- WHAT THE EXERCISE ASKS -
Repeat the lines of the listing below exactly, starting at the line that contains "Convert this screenshot" and running through the last line, both included, and only those.

[[ EXERCISE DATA, beginning ]]

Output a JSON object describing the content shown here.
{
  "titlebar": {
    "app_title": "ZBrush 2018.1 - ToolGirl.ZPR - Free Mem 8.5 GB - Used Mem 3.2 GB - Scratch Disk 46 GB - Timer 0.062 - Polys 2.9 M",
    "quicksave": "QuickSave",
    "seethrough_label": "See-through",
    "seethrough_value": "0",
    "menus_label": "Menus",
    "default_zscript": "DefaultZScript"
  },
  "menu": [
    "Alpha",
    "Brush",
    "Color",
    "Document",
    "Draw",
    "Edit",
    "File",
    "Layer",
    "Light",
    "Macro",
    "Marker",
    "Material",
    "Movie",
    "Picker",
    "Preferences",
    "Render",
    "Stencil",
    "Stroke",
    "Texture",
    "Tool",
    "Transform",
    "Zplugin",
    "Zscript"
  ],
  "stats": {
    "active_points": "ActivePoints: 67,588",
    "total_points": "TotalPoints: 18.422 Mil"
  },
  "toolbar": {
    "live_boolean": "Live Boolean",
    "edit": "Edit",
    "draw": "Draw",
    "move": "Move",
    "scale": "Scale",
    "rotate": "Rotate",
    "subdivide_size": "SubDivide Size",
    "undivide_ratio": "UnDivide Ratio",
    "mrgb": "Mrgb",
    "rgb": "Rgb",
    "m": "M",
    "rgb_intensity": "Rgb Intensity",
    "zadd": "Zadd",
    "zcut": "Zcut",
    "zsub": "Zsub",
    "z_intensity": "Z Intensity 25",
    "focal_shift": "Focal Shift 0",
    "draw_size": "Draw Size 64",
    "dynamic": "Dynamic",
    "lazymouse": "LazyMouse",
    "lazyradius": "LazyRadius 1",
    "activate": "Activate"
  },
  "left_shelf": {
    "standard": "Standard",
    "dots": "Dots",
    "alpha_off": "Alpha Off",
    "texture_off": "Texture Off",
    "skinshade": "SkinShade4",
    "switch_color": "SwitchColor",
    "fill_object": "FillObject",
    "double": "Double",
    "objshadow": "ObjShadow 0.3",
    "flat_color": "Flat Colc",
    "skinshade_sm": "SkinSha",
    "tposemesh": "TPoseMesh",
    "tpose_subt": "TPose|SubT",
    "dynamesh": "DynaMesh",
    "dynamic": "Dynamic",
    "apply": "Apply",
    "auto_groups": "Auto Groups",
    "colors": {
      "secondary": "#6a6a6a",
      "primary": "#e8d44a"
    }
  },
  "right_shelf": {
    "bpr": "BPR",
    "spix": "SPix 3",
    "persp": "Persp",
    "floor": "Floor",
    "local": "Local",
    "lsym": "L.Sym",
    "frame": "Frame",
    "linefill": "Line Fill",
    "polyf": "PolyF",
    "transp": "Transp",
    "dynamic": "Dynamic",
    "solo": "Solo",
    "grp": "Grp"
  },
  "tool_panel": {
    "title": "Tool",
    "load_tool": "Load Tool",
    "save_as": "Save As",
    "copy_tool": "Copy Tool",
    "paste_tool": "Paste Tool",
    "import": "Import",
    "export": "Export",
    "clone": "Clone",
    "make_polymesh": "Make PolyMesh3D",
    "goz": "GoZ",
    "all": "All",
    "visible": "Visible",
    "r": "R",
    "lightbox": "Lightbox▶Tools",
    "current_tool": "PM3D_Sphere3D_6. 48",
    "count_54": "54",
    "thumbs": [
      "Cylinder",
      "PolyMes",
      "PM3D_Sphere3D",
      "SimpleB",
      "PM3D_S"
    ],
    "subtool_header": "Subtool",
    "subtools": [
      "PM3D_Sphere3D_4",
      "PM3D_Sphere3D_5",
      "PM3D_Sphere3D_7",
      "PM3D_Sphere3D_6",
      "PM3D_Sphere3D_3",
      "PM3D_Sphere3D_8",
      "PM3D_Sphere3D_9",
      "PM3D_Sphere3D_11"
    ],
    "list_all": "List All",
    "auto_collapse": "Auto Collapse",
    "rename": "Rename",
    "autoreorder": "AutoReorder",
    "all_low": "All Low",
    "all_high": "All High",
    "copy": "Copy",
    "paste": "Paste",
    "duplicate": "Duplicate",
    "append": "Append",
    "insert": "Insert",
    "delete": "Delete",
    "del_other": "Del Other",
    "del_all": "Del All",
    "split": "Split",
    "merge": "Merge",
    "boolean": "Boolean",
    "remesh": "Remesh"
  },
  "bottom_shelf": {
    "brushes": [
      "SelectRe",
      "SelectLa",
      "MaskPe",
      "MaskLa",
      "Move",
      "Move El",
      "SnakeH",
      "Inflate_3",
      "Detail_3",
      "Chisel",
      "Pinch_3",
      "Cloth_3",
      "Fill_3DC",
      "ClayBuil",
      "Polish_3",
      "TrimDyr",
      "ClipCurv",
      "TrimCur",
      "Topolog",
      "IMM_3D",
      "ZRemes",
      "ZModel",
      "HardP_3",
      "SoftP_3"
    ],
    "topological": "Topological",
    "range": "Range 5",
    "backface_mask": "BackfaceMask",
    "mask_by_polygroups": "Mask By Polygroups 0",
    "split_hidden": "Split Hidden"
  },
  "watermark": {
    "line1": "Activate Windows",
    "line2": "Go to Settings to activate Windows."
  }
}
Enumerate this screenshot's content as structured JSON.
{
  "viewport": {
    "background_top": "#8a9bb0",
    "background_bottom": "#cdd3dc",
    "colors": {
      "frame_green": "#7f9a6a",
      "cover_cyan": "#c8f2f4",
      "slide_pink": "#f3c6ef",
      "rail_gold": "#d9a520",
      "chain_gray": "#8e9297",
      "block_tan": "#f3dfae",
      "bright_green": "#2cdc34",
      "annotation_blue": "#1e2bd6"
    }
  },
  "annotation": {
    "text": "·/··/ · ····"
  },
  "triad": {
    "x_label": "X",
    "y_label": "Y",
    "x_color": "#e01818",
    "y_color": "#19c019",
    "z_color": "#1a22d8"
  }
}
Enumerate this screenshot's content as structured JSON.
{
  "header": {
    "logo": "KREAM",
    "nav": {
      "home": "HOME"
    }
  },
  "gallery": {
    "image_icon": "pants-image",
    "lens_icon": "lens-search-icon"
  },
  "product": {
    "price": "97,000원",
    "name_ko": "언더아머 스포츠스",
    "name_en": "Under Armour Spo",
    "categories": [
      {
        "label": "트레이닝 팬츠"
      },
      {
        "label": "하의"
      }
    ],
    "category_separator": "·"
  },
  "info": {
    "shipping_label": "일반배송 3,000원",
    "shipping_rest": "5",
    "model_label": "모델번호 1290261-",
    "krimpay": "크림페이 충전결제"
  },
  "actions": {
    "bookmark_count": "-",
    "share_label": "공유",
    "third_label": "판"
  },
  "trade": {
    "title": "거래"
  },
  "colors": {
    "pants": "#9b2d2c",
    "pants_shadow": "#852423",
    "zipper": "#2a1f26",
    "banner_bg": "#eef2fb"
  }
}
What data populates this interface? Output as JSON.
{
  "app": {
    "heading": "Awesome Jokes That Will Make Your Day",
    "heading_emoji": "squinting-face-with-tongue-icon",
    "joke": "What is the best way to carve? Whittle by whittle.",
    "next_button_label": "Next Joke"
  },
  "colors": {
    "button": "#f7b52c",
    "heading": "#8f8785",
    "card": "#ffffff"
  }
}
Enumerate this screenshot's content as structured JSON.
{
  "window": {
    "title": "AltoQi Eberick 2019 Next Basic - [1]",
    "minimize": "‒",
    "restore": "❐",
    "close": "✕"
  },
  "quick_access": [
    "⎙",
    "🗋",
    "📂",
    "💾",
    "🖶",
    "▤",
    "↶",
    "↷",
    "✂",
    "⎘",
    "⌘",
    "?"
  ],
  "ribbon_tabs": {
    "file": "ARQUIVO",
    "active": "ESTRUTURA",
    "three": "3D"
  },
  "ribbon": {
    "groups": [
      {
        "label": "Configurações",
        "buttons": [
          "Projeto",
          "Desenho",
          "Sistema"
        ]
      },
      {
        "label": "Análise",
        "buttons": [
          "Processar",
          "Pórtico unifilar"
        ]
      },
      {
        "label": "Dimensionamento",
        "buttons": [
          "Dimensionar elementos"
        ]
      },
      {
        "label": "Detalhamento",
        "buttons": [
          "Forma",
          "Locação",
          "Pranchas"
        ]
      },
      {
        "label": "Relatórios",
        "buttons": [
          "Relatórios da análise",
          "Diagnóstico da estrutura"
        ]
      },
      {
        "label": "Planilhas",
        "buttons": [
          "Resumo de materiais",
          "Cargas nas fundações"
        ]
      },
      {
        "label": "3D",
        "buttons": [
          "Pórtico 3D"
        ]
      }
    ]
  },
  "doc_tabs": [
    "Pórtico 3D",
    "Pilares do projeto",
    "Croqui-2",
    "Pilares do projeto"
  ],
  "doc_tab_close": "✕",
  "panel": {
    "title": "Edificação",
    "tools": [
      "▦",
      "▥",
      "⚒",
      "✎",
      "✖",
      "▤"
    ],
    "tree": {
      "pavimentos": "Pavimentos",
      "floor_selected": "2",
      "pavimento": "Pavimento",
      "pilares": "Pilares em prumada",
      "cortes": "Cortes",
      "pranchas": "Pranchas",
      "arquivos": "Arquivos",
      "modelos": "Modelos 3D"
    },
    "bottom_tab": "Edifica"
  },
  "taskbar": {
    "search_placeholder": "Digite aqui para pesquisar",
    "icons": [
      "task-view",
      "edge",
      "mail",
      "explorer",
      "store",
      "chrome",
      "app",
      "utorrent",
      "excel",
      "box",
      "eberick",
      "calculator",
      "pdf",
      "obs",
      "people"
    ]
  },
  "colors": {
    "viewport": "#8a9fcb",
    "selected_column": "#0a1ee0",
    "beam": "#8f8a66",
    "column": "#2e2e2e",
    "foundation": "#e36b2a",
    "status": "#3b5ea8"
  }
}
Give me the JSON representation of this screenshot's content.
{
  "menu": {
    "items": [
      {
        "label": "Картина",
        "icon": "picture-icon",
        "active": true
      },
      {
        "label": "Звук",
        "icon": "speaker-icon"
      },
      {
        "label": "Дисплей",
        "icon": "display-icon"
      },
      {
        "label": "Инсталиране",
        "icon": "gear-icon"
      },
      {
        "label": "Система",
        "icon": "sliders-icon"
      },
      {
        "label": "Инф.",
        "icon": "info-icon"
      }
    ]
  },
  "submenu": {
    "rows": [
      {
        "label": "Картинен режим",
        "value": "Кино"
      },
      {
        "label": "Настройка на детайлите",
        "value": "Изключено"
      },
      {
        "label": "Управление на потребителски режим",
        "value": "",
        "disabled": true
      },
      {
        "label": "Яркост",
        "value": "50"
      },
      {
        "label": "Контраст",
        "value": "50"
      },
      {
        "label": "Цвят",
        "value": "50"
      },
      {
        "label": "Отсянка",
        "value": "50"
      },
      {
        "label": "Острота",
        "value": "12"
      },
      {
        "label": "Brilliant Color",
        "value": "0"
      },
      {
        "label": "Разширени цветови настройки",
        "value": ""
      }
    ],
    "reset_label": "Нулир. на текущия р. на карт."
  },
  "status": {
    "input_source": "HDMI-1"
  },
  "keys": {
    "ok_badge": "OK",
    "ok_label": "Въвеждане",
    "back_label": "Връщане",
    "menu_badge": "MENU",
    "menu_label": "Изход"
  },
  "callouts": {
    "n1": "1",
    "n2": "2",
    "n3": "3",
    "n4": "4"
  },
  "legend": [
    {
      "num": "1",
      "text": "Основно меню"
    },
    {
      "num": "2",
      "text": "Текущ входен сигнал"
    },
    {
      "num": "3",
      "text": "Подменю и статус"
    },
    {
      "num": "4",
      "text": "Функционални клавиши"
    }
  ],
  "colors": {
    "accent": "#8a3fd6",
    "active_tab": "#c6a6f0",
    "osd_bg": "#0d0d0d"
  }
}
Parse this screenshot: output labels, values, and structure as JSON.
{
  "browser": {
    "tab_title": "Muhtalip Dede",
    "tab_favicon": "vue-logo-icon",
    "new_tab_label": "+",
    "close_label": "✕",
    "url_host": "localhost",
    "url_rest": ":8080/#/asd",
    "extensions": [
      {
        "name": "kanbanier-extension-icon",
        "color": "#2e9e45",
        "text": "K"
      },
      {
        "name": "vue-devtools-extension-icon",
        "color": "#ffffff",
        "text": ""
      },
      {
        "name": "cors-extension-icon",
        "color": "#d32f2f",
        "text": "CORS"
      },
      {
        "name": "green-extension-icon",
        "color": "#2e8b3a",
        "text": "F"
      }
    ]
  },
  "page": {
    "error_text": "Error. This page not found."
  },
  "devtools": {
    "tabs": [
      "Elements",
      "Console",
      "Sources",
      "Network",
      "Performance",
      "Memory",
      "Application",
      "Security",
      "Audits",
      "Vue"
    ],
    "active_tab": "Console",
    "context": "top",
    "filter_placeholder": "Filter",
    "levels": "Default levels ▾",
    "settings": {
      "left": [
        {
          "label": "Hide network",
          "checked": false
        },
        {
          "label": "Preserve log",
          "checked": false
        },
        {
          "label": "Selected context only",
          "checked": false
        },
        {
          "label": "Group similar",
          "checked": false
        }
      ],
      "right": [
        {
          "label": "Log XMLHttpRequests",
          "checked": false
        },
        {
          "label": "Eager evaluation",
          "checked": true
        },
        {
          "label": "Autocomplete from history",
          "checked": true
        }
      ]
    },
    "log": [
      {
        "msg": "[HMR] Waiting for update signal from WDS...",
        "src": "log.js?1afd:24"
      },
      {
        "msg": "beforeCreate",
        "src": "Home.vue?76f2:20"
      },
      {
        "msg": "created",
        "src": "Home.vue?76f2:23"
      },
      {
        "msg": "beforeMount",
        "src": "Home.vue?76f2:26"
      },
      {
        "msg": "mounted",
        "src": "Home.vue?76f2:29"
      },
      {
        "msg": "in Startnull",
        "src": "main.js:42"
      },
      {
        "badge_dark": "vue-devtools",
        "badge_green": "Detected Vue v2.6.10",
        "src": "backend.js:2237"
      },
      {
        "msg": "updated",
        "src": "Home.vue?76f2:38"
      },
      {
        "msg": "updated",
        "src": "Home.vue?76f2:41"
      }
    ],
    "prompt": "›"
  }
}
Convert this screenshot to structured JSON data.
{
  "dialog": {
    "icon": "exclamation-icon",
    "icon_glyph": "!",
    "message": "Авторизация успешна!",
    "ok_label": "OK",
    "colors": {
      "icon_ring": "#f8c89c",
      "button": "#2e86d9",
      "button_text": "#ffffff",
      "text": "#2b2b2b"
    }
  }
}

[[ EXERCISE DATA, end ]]

- RESULT FOR THIS TASK -
Convert this screenshot to structured JSON data.
{
  "dialog": {
    "icon": "exclamation-icon",
    "icon_glyph": "!",
    "message": "Авторизация успешна!",
    "ok_label": "OK",
    "colors": {
      "icon_ring": "#f8c89c",
      "button": "#2e86d9",
      "button_text": "#ffffff",
      "text": "#2b2b2b"
    }
  }
}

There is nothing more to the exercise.